"Gibbons and Amatya’s book Statistical Methods for Drug Safety provides an overview of the core statistical methodology used in pharmacoepidemiology and drug safety. The authors draw on considerable experience in drug safety research to describe many of the key methods used in this field. The book is directed at two distinct groups of readers: statisticians with a good grasp of core concepts in applied statistics who are interested in pharmacoepidemiology, and pharmacoepidemiologists with a strong quantitative background who wish to learn more about the statistical tools in use in the field. Chapter 2 leads off with an overview of core statistical concepts used in epidemiology and clinical research. This brief section is very well done and helps orient the broad readership with a common language. This section would be helpful for either a nonstatistician needing an overview or for a statistician unfamiliar with some of the epidemiology-specific concepts used in the field. … The book is technically quite detailed and provides a solid grounding on each of the tools used. Many of the chapters could stand alone as a solid introduction to the area in question. …. This book would be a useful addition to the library of a drug safety researcher, whether a statistician or an epidemiologist, who is interested in the statistical methods underlying the field."
—Robert W. Platt, McGill University, in The American Statistician, October 2017

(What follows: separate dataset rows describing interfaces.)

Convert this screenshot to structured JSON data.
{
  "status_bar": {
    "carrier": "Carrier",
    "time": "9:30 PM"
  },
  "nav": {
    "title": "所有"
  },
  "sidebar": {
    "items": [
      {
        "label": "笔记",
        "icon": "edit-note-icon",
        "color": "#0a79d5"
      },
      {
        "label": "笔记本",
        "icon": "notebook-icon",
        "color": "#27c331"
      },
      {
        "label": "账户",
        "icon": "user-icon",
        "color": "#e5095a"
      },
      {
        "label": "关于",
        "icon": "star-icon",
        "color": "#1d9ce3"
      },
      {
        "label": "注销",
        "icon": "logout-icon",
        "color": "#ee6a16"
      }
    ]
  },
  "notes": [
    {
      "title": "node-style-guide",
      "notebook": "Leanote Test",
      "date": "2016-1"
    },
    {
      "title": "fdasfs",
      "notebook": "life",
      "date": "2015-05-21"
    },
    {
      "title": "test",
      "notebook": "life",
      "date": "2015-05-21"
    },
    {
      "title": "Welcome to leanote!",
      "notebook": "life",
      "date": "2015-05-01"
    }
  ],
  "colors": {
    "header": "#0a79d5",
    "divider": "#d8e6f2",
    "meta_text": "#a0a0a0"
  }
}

"With the growing emphasis and regulation of product safety evaluation and benefit–risk evaluation, the publication of this safety statistics book has been a great addition to the Chapman and Hall/CRC biostatistics series in 2015. Comparing to the other well-written books on quantitative evaluation of drug safety, this book focuses on the advanced statistical methodologies and practice in pharmacoepidemiologic problems. The book covers a wide variety of statistical methodologies to various types of drug safety data, including spontaneous adverse event reporting database, medical claim database, longitudinal observational studies, and randomized clinical trials (RCTs). Throughout these book chapters, real case studies on the safety evaluation, for which authors either have served as a statistical consultation or have done applied methodology research, have been used to illustrate the relevant methods. Their real experiences with their humorous and story-telling styles have made the reading captivating….Drug safety evaluation is becoming an international and increasingly important priority. As Bob Oneil pointed out, statistical methodology for safety monitoring has not been well developed to match that for efficacy. This book provides a great resource for a wide variety of statistical methods that are useful for pharmacoepidemiologists and safety physicians in their work. It should also motivate biostatisticians to innovate and contribute to this important field."

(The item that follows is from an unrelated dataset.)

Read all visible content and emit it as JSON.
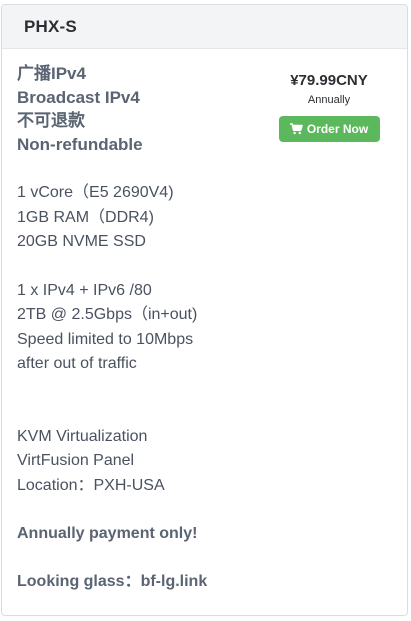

—William Wang in Journal of Biopharmaceutical Statistics, September 2016